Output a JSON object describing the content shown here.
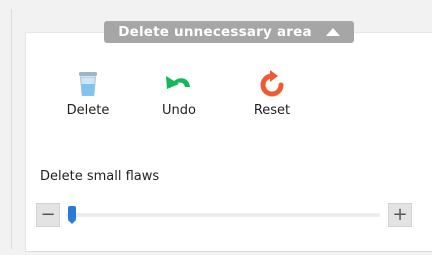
{
  "section": {
    "title": "Delete unnecessary area",
    "collapse_icon": "caret-up-icon"
  },
  "tools": {
    "delete": {
      "label": "Delete",
      "icon": "trash-bin-icon"
    },
    "undo": {
      "label": "Undo",
      "icon": "undo-arrow-icon"
    },
    "reset": {
      "label": "Reset",
      "icon": "reset-circular-arrow-icon"
    }
  },
  "small_flaws": {
    "label": "Delete small flaws",
    "minus_label": "−",
    "plus_label": "+",
    "value_fraction": 0.02
  },
  "colors": {
    "header_bg": "#a6a6a6",
    "undo_icon": "#14b85a",
    "reset_icon": "#ef5a32",
    "slider_thumb": "#2b7bd6"
  }
}
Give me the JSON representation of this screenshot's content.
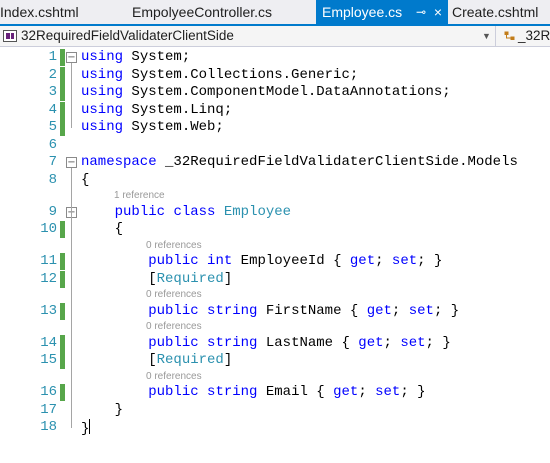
{
  "tabs": [
    {
      "label": "Index.cshtml",
      "active": false
    },
    {
      "label": "EmpolyeeController.cs",
      "active": false
    },
    {
      "label": "Employee.cs",
      "active": true,
      "pin": "⊸",
      "close": "×"
    },
    {
      "label": "Create.cshtml",
      "active": false
    }
  ],
  "navbar": {
    "project_icon": "csharp-project-icon",
    "project": "32RequiredFieldValidaterClientSide",
    "dropdown_icon": "chevron-down-icon",
    "dropdown_glyph": "▼",
    "class_icon": "class-icon",
    "class_name": "_32Re"
  },
  "colors": {
    "keyword": "#0000ff",
    "type": "#2b91af",
    "line_number": "#2b91af",
    "change_bar": "#57a64a",
    "codelens": "#999999",
    "active_tab": "#007acc"
  },
  "fold_glyphs": {
    "collapse": "−"
  },
  "code_lens": [
    {
      "text": "1 reference"
    },
    {
      "text": "0 references"
    },
    {
      "text": "0 references"
    },
    {
      "text": "0 references"
    },
    {
      "text": "0 references"
    }
  ],
  "lines": [
    {
      "num": "1",
      "tokens": [
        {
          "c": "kw",
          "t": "using"
        },
        {
          "c": "tx",
          "t": " System;"
        }
      ]
    },
    {
      "num": "2",
      "tokens": [
        {
          "c": "kw",
          "t": "using"
        },
        {
          "c": "tx",
          "t": " System.Collections.Generic;"
        }
      ]
    },
    {
      "num": "3",
      "tokens": [
        {
          "c": "kw",
          "t": "using"
        },
        {
          "c": "tx",
          "t": " System.ComponentModel.DataAnnotations;"
        }
      ]
    },
    {
      "num": "4",
      "tokens": [
        {
          "c": "kw",
          "t": "using"
        },
        {
          "c": "tx",
          "t": " System.Linq;"
        }
      ]
    },
    {
      "num": "5",
      "tokens": [
        {
          "c": "kw",
          "t": "using"
        },
        {
          "c": "tx",
          "t": " System.Web;"
        }
      ]
    },
    {
      "num": "6",
      "tokens": []
    },
    {
      "num": "7",
      "tokens": [
        {
          "c": "kw",
          "t": "namespace"
        },
        {
          "c": "tx",
          "t": " _32RequiredFieldValidaterClientSide.Models"
        }
      ]
    },
    {
      "num": "8",
      "tokens": [
        {
          "c": "tx",
          "t": "{"
        }
      ]
    },
    {
      "num": "9",
      "tokens": [
        {
          "c": "tx",
          "t": "    "
        },
        {
          "c": "kw",
          "t": "public"
        },
        {
          "c": "tx",
          "t": " "
        },
        {
          "c": "kw",
          "t": "class"
        },
        {
          "c": "tx",
          "t": " "
        },
        {
          "c": "ty",
          "t": "Employee"
        }
      ]
    },
    {
      "num": "10",
      "tokens": [
        {
          "c": "tx",
          "t": "    {"
        }
      ]
    },
    {
      "num": "11",
      "tokens": [
        {
          "c": "tx",
          "t": "        "
        },
        {
          "c": "kw",
          "t": "public"
        },
        {
          "c": "tx",
          "t": " "
        },
        {
          "c": "kw",
          "t": "int"
        },
        {
          "c": "tx",
          "t": " EmployeeId { "
        },
        {
          "c": "kw",
          "t": "get"
        },
        {
          "c": "tx",
          "t": "; "
        },
        {
          "c": "kw",
          "t": "set"
        },
        {
          "c": "tx",
          "t": "; }"
        }
      ]
    },
    {
      "num": "12",
      "tokens": [
        {
          "c": "tx",
          "t": "        ["
        },
        {
          "c": "ty",
          "t": "Required"
        },
        {
          "c": "tx",
          "t": "]"
        }
      ]
    },
    {
      "num": "13",
      "tokens": [
        {
          "c": "tx",
          "t": "        "
        },
        {
          "c": "kw",
          "t": "public"
        },
        {
          "c": "tx",
          "t": " "
        },
        {
          "c": "kw",
          "t": "string"
        },
        {
          "c": "tx",
          "t": " FirstName { "
        },
        {
          "c": "kw",
          "t": "get"
        },
        {
          "c": "tx",
          "t": "; "
        },
        {
          "c": "kw",
          "t": "set"
        },
        {
          "c": "tx",
          "t": "; }"
        }
      ]
    },
    {
      "num": "14",
      "tokens": [
        {
          "c": "tx",
          "t": "        "
        },
        {
          "c": "kw",
          "t": "public"
        },
        {
          "c": "tx",
          "t": " "
        },
        {
          "c": "kw",
          "t": "string"
        },
        {
          "c": "tx",
          "t": " LastName { "
        },
        {
          "c": "kw",
          "t": "get"
        },
        {
          "c": "tx",
          "t": "; "
        },
        {
          "c": "kw",
          "t": "set"
        },
        {
          "c": "tx",
          "t": "; }"
        }
      ]
    },
    {
      "num": "15",
      "tokens": [
        {
          "c": "tx",
          "t": "        ["
        },
        {
          "c": "ty",
          "t": "Required"
        },
        {
          "c": "tx",
          "t": "]"
        }
      ]
    },
    {
      "num": "16",
      "tokens": [
        {
          "c": "tx",
          "t": "        "
        },
        {
          "c": "kw",
          "t": "public"
        },
        {
          "c": "tx",
          "t": " "
        },
        {
          "c": "kw",
          "t": "string"
        },
        {
          "c": "tx",
          "t": " Email { "
        },
        {
          "c": "kw",
          "t": "get"
        },
        {
          "c": "tx",
          "t": "; "
        },
        {
          "c": "kw",
          "t": "set"
        },
        {
          "c": "tx",
          "t": "; }"
        }
      ]
    },
    {
      "num": "17",
      "tokens": [
        {
          "c": "tx",
          "t": "    }"
        }
      ]
    },
    {
      "num": "18",
      "tokens": [
        {
          "c": "tx",
          "t": "}"
        }
      ]
    }
  ]
}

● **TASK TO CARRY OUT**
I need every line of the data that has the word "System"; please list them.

● **COMPLETED EXERCISE**
          "t": " System;"
          "t": " System.Collections.Generic;"
          "t": " System.ComponentModel.DataAnnotations;"
          "t": " System.Linq;"
          "t": " System.Web;"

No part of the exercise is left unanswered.